Director: Justin Lin
Starring: Vin Diesel, Michelle Rodriguez, Jordana Brewster, Tyrese Gibson, Ludacris, Nathalie Emmanuel, John Cena, Charlize Theron
Written by: (also story) Justin Lin, Daniel Casey, (story) Alfredo Botello and (based on the characters created) Gary Scott Thompson
Running Time: 145 mins
Release date: 24th June 2021
It was twenty years ago that The Fast and the Furious first revved onto our screens. The B-movie action film about illegal street racing has come a long way since then. The series has gone from criminal activity on a small scale to ludicrous stunts and set pieces that define physics. Now comes F9, the ninth in the series with one spin-off and a cartoon series. Making over $6 billion, the Fast and Furious series doesn’t seem to be coming to an end any sooner, but the wheels seem to be coming off on the evidence of this new entry to the franchise.
A plane crash starts a new mission for Dominic Toretto and his team, as they go in search of two parts to a sphere that, in the wrong hands, will wipe out all system networks. Thinking that the people who have taken the first part are an international terrorist group, Dominic is shocked to find that the man behind it is his younger brother, Jakob. Chasing across the world, the team are running out of time. If the sphere is complete, it will be sent to a satellite and beamed down. The team will go to no ends of the world to stop Jakob and destroy the sphere.
With each film, the action sequences have become more prominent, louder and more implausible. We’ve had tanks, giant safes and even a submarine to impress us. So, where can they go from here? This is the one where they end up in space. Yes, this is not a spoiler as it has already been heavily discussed, but the series has always wanted to be compared to the Bond films; well, they have become Moonraker.

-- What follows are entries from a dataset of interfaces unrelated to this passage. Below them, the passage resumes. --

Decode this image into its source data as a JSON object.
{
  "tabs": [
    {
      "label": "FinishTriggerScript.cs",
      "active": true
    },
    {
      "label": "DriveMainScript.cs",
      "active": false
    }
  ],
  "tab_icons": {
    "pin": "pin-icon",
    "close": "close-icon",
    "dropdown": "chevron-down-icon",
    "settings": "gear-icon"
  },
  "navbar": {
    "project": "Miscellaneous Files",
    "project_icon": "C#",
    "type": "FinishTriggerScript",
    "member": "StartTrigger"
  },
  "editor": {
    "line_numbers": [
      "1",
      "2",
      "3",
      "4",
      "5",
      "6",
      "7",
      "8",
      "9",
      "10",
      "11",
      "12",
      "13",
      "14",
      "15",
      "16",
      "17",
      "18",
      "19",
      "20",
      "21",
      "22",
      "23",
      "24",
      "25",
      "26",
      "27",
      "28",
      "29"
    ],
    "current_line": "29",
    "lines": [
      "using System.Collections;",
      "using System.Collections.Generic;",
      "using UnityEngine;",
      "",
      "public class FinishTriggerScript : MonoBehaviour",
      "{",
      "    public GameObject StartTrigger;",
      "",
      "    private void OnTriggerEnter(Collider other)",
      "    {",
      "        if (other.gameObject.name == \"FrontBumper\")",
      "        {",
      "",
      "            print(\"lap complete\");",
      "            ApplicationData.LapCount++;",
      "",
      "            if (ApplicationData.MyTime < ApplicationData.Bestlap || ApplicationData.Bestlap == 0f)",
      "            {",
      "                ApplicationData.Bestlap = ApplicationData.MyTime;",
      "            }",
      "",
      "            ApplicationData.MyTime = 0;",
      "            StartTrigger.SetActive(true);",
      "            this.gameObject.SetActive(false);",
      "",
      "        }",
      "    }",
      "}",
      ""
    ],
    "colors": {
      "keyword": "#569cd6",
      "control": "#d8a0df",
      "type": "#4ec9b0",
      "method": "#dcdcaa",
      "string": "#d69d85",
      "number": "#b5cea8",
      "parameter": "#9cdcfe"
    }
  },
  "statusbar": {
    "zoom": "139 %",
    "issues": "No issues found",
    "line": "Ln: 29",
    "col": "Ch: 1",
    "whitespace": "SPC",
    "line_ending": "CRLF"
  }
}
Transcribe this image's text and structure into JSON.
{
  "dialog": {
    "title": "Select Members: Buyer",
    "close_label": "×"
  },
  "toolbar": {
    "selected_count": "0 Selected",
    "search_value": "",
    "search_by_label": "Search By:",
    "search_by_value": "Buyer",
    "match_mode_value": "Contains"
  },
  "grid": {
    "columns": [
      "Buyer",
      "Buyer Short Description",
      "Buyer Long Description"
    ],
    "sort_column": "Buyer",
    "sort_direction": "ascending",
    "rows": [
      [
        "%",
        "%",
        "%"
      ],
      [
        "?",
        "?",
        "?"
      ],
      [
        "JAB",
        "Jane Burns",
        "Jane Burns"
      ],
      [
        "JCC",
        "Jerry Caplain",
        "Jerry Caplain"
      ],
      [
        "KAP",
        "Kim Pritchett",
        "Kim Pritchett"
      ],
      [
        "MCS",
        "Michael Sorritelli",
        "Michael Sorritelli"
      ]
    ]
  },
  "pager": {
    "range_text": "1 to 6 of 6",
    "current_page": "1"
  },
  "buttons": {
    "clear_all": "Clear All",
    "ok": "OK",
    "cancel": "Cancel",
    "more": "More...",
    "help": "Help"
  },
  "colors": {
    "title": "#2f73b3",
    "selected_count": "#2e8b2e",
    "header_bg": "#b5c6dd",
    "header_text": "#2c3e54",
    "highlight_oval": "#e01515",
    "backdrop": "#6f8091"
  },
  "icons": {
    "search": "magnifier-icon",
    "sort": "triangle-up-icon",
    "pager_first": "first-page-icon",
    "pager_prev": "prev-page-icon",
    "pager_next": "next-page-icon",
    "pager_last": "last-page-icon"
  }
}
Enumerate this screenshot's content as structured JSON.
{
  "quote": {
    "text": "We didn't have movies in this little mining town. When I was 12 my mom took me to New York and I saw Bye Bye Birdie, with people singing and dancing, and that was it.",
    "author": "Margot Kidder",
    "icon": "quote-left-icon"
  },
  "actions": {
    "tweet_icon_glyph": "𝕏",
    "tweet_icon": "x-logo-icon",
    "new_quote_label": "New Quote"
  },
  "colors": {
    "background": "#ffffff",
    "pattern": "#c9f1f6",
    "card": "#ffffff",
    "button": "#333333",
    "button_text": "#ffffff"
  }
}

The problem is that while the film starts with a bang and never stops, as one of the characters says in a running gag, they never have a scratch on them. They have become invincible. So much so that even characters who died return from the dead. Yet with this knowledge, the stunt work comes across as just a spectacle to watch, without any real jeopardy or peril. No matter who much carnage is going on around them, you know that these characters will pick themselves up and dust themselves down till the subsequent big set-piece.
This one has giant magnets, armed trucks, stealth planes that pick up cars and, more ridiculous, a vehicle that has a rocket attached to it. There’s even a scene in which Dominic drives his car into the rope of a recently destroyed bridge and swings across a great cavern. However, these stunts are starting to look tired compared to previous adventures in the series. Plot-wise, it also is the weakest, as Toretto takes on his younger brother, who has a past due to a family tragedy. A brother who has always been in Dominic’s shadow and so wanted to outdo him.
As usual, we are reminded that while cars and buildings are destroyed without any thought for passers-by (there never seems to be any mention of people dying in these wild chases), the most important thing is family. It almost becomes a word that means very little by the end, but we need Dominic to tell us every opportunity going.
The cast goes through the routines, never even attempting to give us character development or deep emotions. They are the same throughout every movie. Even the “guest stars” this time are less impressive. Helen Mirren makes a pointless cameo driving a speed through the streets of London, while Charlize Theron returns as Cipher, sporting a new haircut and spending her time inside a glass box. John Cena, as Jakob, is probably the weakest villain that the series has introduced, and the wrestler cannot replace the screen charisma of Dwayne Johnson.
F9 has everything Fast and Furious fans will enjoy, but it feels like it needs an oil change. It will please those returning to cinemas, but you may think that it’s time for something fresh, as well as keeping it down to earth.
3 out of 5